[[ AVAILABLE RECORDS open ]]

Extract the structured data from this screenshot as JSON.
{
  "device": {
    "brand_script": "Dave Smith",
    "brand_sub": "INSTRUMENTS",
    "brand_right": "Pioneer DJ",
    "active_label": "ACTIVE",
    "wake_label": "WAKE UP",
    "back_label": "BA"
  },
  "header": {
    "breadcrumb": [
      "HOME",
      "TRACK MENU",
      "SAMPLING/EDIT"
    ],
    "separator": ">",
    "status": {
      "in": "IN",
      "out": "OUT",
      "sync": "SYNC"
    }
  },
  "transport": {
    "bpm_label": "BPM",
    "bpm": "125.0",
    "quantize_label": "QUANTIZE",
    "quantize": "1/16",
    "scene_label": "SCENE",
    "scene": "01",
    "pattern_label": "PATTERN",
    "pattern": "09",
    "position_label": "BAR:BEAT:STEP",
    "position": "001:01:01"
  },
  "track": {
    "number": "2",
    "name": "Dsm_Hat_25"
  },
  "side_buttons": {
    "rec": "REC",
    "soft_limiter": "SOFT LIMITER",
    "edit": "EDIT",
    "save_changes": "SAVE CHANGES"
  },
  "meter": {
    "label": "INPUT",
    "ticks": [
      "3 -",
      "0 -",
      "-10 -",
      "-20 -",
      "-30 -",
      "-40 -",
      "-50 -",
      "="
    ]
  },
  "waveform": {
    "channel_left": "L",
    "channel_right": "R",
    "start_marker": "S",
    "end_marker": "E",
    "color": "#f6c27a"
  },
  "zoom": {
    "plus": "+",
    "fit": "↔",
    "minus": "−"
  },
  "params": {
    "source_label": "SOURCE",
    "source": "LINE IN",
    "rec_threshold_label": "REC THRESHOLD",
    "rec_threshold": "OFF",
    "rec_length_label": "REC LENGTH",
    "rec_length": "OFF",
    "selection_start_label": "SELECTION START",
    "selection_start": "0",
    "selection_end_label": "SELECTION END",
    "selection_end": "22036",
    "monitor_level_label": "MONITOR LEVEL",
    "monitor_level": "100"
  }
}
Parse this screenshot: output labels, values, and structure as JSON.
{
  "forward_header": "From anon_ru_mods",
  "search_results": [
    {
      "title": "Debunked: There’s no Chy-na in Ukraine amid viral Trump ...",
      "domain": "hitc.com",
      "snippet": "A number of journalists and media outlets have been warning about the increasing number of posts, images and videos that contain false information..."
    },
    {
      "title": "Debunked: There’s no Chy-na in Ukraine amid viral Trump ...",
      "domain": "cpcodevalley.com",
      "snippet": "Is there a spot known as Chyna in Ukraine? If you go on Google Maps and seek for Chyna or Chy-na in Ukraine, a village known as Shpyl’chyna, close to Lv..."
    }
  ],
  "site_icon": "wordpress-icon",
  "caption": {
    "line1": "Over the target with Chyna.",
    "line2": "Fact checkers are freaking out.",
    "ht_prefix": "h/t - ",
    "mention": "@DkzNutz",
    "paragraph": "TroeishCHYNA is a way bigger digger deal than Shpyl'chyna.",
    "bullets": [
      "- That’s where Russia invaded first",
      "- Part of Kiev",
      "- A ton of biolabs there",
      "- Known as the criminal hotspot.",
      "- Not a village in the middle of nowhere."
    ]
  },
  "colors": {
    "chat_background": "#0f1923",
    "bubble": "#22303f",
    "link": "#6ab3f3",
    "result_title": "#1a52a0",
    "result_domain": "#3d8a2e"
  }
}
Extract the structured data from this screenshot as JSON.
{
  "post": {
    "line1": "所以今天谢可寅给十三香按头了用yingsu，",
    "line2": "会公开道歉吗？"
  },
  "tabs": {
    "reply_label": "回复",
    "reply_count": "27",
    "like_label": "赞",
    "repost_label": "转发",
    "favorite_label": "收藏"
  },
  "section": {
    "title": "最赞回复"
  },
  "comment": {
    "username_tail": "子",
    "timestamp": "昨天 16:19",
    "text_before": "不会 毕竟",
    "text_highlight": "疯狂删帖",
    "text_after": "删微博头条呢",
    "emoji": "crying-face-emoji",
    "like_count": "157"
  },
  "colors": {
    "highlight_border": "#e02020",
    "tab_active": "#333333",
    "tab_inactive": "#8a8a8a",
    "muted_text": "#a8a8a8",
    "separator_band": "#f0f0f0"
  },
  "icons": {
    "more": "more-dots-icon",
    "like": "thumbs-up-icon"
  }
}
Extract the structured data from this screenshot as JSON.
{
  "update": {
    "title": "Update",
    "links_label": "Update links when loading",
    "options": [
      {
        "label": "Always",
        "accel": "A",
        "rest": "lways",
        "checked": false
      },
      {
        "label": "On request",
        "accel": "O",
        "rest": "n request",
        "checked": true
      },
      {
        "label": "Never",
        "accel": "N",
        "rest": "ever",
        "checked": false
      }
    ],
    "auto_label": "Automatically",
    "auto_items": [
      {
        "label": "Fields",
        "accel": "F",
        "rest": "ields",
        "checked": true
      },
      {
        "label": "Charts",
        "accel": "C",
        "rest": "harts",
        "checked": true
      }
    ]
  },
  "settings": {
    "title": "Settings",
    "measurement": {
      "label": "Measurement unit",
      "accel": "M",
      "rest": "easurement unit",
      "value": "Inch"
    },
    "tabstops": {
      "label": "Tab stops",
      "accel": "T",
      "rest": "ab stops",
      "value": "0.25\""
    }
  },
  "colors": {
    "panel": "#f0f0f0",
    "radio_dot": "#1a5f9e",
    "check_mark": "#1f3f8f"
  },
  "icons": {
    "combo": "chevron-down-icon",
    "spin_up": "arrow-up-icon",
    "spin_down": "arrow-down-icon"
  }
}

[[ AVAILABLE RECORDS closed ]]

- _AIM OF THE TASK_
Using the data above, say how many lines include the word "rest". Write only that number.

- _WRITTEN RESPONSE_
7